§ **Action item**
Of the entries below, copy only those lines that contain the word "this".

[Recorded data]

== == ==

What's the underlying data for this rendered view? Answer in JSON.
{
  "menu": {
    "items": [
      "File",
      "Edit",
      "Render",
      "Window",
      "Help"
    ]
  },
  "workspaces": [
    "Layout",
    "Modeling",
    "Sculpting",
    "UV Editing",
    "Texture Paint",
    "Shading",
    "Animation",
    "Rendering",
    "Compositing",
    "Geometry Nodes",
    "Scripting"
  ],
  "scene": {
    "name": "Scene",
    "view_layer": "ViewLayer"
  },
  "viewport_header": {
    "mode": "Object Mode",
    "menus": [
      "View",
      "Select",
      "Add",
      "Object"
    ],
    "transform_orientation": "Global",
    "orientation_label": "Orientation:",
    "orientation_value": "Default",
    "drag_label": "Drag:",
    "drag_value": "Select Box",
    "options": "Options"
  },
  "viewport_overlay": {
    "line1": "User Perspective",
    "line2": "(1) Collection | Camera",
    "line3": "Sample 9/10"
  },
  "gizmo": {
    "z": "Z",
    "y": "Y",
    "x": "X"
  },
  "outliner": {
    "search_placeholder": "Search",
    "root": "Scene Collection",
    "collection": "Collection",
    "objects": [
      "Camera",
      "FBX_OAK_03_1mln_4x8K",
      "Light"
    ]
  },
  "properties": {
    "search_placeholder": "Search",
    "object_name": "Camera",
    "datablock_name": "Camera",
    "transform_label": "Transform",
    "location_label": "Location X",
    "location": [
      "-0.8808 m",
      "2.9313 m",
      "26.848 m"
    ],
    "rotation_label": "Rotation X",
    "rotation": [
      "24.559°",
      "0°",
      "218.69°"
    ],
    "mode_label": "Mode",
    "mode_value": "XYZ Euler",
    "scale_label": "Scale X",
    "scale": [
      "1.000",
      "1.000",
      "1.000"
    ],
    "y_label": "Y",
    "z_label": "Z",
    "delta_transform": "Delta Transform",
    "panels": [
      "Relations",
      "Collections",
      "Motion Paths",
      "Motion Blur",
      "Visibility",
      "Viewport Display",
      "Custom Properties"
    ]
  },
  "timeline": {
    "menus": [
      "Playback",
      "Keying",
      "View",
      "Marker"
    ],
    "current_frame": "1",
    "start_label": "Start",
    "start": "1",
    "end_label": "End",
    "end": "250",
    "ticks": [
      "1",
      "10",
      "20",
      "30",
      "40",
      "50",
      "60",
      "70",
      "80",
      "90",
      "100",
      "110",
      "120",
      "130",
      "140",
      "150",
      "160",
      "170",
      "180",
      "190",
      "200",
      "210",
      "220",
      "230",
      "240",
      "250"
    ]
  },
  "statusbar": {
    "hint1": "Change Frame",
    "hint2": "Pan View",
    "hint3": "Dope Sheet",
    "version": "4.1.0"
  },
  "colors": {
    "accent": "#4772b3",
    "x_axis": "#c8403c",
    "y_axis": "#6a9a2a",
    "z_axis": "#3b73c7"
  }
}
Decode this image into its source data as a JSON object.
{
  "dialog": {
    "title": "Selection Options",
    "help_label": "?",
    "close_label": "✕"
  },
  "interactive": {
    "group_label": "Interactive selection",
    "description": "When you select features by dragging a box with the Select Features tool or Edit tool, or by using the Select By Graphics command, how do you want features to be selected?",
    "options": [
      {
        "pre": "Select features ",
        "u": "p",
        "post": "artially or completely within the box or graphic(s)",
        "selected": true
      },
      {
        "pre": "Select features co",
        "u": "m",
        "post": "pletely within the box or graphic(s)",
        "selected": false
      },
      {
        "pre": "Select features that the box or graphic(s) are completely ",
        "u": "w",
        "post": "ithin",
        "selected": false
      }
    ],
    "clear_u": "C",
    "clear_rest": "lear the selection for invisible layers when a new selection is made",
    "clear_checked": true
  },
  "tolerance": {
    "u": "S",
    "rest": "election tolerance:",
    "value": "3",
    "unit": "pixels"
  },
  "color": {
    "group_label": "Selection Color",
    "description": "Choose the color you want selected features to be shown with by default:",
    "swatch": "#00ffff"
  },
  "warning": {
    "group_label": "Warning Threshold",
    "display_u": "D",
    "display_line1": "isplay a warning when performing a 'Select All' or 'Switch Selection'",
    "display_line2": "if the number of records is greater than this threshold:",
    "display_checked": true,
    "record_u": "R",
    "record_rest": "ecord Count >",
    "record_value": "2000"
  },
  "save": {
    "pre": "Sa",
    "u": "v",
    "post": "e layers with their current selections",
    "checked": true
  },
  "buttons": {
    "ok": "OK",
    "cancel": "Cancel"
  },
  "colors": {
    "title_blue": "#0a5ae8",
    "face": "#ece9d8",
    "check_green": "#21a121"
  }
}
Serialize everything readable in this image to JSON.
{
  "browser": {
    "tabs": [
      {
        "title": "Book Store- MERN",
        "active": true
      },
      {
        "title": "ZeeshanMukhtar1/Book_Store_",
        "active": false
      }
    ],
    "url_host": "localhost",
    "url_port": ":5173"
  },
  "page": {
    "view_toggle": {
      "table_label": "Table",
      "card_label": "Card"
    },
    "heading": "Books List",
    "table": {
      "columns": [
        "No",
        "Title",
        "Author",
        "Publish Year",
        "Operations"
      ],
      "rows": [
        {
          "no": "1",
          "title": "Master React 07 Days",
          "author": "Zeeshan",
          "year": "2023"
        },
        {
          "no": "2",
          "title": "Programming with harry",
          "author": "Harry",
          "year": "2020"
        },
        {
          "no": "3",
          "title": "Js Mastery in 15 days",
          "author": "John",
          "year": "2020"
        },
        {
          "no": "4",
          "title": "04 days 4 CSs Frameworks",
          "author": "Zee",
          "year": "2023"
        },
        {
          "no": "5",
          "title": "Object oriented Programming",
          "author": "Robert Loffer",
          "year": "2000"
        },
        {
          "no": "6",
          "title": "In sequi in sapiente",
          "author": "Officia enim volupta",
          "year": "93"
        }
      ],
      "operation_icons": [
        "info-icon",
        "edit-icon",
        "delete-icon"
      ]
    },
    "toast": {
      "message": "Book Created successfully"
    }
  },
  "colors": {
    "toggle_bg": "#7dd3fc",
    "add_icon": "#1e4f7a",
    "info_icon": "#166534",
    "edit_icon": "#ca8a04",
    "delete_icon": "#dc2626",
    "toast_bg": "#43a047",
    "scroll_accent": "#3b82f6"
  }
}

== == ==

§ **Exercise response**
What's the underlying data for this rendered view? Answer in JSON.
Decode this image into its source data as a JSON object.
    "display_line2": "if the number of records is greater than this threshold:",
Serialize everything readable in this image to JSON.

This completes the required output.